━━ Source information ━━
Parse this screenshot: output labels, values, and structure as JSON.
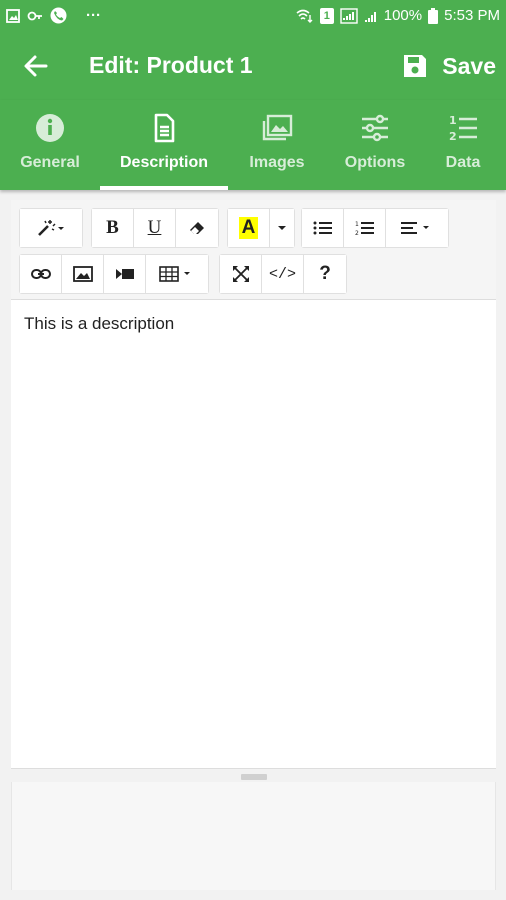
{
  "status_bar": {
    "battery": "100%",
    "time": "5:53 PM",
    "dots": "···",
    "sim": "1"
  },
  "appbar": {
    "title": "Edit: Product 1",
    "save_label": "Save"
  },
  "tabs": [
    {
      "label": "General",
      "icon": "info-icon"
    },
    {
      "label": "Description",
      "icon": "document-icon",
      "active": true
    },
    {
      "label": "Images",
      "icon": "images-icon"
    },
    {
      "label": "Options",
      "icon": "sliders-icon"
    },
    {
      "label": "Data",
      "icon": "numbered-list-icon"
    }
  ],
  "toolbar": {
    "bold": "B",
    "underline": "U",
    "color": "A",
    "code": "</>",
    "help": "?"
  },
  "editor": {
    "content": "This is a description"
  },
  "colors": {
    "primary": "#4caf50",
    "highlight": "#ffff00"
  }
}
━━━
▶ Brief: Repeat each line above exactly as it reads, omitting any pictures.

▶ Response to this exercise:
Parse this screenshot: output labels, values, and structure as JSON.
{
  "status_bar": {
    "battery": "100%",
    "time": "5:53 PM",
    "dots": "···",
    "sim": "1"
  },
  "appbar": {
    "title": "Edit: Product 1",
    "save_label": "Save"
  },
  "tabs": [
    {
      "label": "General",
      "icon": "info-icon"
    },
    {
      "label": "Description",
      "icon": "document-icon",
      "active": true
    },
    {
      "label": "Images",
      "icon": "images-icon"
    },
    {
      "label": "Options",
      "icon": "sliders-icon"
    },
    {
      "label": "Data",
      "icon": "numbered-list-icon"
    }
  ],
  "toolbar": {
    "bold": "B",
    "underline": "U",
    "color": "A",
    "code": "</>",
    "help": "?"
  },
  "editor": {
    "content": "This is a description"
  },
  "colors": {
    "primary": "#4caf50",
    "highlight": "#ffff00"
  }
}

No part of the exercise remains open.